Sometimes I feel that it's also up to the publishers to choose book covers that are age appropriate as well. I hate it when it looks really childish or perhaps just for a younger audience and then it's actually about an 18 year old who has run away from an abusive home. I mean designers should read the books first! Sometimes I think I should be a book designer. Oh and also, what do you recommend for the person who literally has every single book?! 

Here are some titles from this site that I weren't sure were real or not and then discovered we actually used to stock one...


Saturday, 12 March 2016

Take your Tablets!

Finally, after a year in the works, we now have a fully functioning tablet in store to help make connecting with Andrew's Bookshop as easy as possible! 

On it you'll be able to view and like (of course) our Facebook Page as well as sign up to our book club loyalty program. By making this change we hope to reduce our paper use - which is naturally quite a challenge given that we sell paper and what not. The loyalty program is an excellent way for us to say thank you for supporting local businesses. We've all faced the dilemma of deciding whether we should buy from a bricks and mortar shop or online or chain for less. Not to toot our own horn but I guess one thing we have up on online bookshops is our ability to provide service, to help you find that perfect book when you have absolutely no idea what you're looking for or all you know about the book is that the title contains onomatopoeia...

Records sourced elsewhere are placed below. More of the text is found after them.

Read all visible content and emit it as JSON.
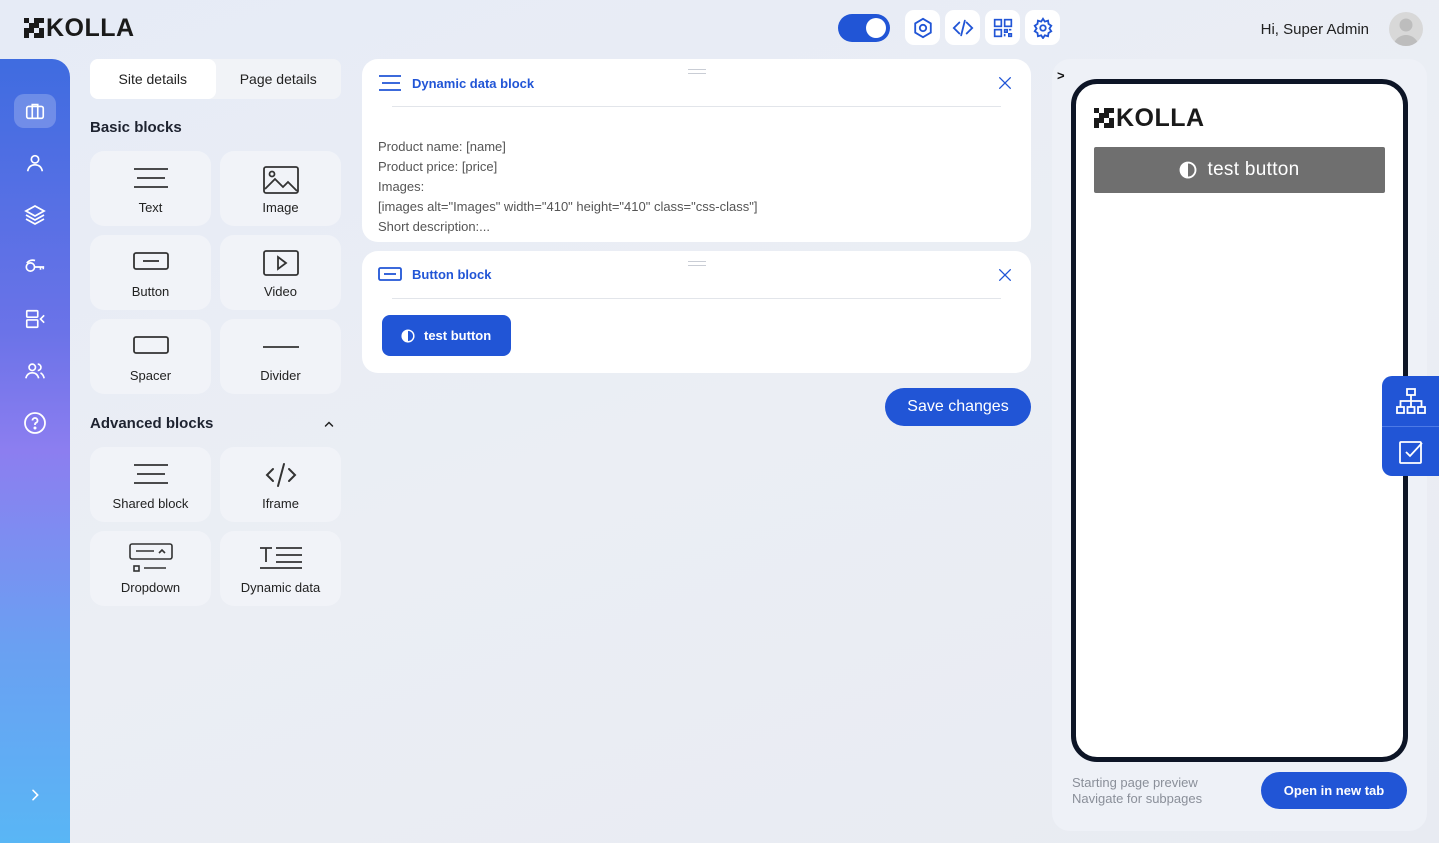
{
  "header": {
    "logo_text": "KOLLA",
    "greeting": "Hi, Super Admin"
  },
  "icons": {
    "tools": [
      "hexagon-settings-icon",
      "code-icon",
      "qr-code-icon",
      "gear-icon"
    ],
    "rail": [
      "briefcase-icon",
      "user-icon",
      "layers-icon",
      "key-icon",
      "inbox-icon",
      "users-icon",
      "help-icon",
      "chevron-right-icon"
    ]
  },
  "panel": {
    "tabs": [
      {
        "label": "Site details",
        "active": true
      },
      {
        "label": "Page details",
        "active": false
      }
    ],
    "basic_title": "Basic blocks",
    "advanced_title": "Advanced blocks",
    "basic_blocks": [
      "Text",
      "Image",
      "Button",
      "Video",
      "Spacer",
      "Divider"
    ],
    "advanced_blocks": [
      "Shared block",
      "Iframe",
      "Dropdown",
      "Dynamic data"
    ]
  },
  "cards": {
    "dynamic": {
      "title": "Dynamic data block",
      "lines": [
        "Product name: [name]",
        "Product price: [price]",
        "Images:",
        "[images alt=\"Images\" width=\"410\" height=\"410\" class=\"css-class\"]",
        "Short description:..."
      ]
    },
    "button": {
      "title": "Button block",
      "button_label": "test button"
    },
    "save_label": "Save changes"
  },
  "preview": {
    "collapse_label": ">",
    "logo_text": "KOLLA",
    "button_label": "test button",
    "note_line1": "Starting page preview",
    "note_line2": "Navigate for subpages",
    "open_label": "Open in new tab"
  },
  "colors": {
    "accent": "#2155d6",
    "preview_button": "#6f6f6f"
  }
}
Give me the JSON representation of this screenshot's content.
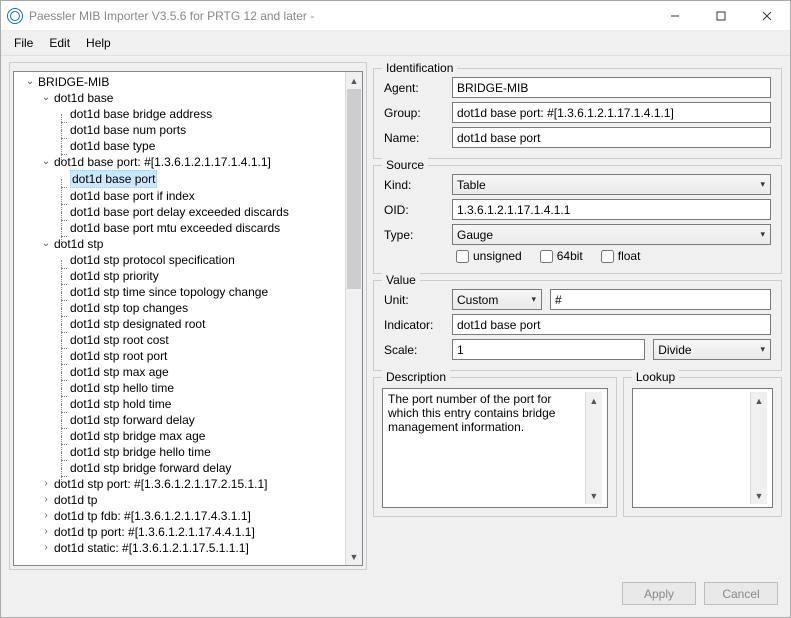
{
  "window": {
    "title": "Paessler MIB Importer V3.5.6 for PRTG 12 and later -"
  },
  "menu": {
    "file": "File",
    "edit": "Edit",
    "help": "Help"
  },
  "tree": {
    "root": "BRIDGE-MIB",
    "base": {
      "label": "dot1d base",
      "children": [
        "dot1d base bridge address",
        "dot1d base num ports",
        "dot1d base type"
      ]
    },
    "basePort": {
      "label": "dot1d base port: #[1.3.6.1.2.1.17.1.4.1.1]",
      "children": [
        "dot1d base port",
        "dot1d base port if index",
        "dot1d base port delay exceeded discards",
        "dot1d base port mtu exceeded discards"
      ]
    },
    "stp": {
      "label": "dot1d stp",
      "children": [
        "dot1d stp protocol specification",
        "dot1d stp priority",
        "dot1d stp time since topology change",
        "dot1d stp top changes",
        "dot1d stp designated root",
        "dot1d stp root cost",
        "dot1d stp root port",
        "dot1d stp max age",
        "dot1d stp hello time",
        "dot1d stp hold time",
        "dot1d stp forward delay",
        "dot1d stp bridge max age",
        "dot1d stp bridge hello time",
        "dot1d stp bridge forward delay"
      ]
    },
    "collapsed": [
      "dot1d stp port: #[1.3.6.1.2.1.17.2.15.1.1]",
      "dot1d tp",
      "dot1d tp fdb: #[1.3.6.1.2.1.17.4.3.1.1]",
      "dot1d tp port: #[1.3.6.1.2.1.17.4.4.1.1]",
      "dot1d static: #[1.3.6.1.2.1.17.5.1.1.1]"
    ]
  },
  "identification": {
    "legend": "Identification",
    "agentLabel": "Agent:",
    "agent": "BRIDGE-MIB",
    "groupLabel": "Group:",
    "group": "dot1d base port: #[1.3.6.1.2.1.17.1.4.1.1]",
    "nameLabel": "Name:",
    "name": "dot1d base port"
  },
  "source": {
    "legend": "Source",
    "kindLabel": "Kind:",
    "kind": "Table",
    "oidLabel": "OID:",
    "oid": "1.3.6.1.2.1.17.1.4.1.1",
    "typeLabel": "Type:",
    "type": "Gauge",
    "unsigned": "unsigned",
    "sixtyfour": "64bit",
    "float": "float"
  },
  "value": {
    "legend": "Value",
    "unitLabel": "Unit:",
    "unit": "Custom",
    "unitText": "#",
    "indicatorLabel": "Indicator:",
    "indicator": "dot1d base port",
    "scaleLabel": "Scale:",
    "scale": "1",
    "scaleOp": "Divide"
  },
  "description": {
    "legend": "Description",
    "text": "The port number of the port for which this entry contains bridge management information."
  },
  "lookup": {
    "legend": "Lookup"
  },
  "footer": {
    "apply": "Apply",
    "cancel": "Cancel"
  }
}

Here is Exhibit A of our new newfangled technology! Who says that bookshops are outdated?? Oh and we also sell the Monthly! But do not have Nick Xenophon working with us... 

Saturday, 5 March 2016

The Hard Choice

Have you ever wondered why books are first released in hardcover and then only a little later can you buy the lighter (cheaper) paperback version. It's an annoying fact of life but perhaps somewhat necessary? Actually who knows.

Luckily Google has the answers! When does it not? 

The Economist has an interesting article on the economic (as you would expect) reasons for this production method.

"Hardbacks' durability means they are also popular with libraries. And they hold a certain snob value, too: literary editors traditionally don’t review paperbacks. Once hardback sales have slowed, a paperback edition is released. Printed at a higher volume than the hardback, it usually sells in greater numbers, but at lower margins. Some publishers time their hardback editions to come out just before Christmas, eyeing the gift market, before publishing the paperback edition in time for the summer holidays."

Sorry for not doing any hard hitting journalism (just saw Spotlight. It's good go see it), basically just digging up some articles for all you lovely readers. This can just be called research. 

Meanwhile this other guy (nice photo though) sheds more light saying that the 'four main customers for hard cover books.'
1. Book Clubs.
2. Libraries.
3. Critics & Book Reviewers.
4. Remainder Distributors.

Provide clues as to why this occurs. Actually the more you read the reasons why the more sense it makes. I definitely prefer either hardcover or paperback over e-books and not just because I work in a bookshop! Personally I prefer hardcover for my non fiction books - beautiful books on art, design or photography and occasionally cookery books while paperback is sufficient for me for my fiction. It feels like it should be read while hardcover seems too serious and ornamental.
If you're really having trouble deciding which one to pick, luckily Wikihow has created a page on How to Choose Between Paperback and Hardback Books for you.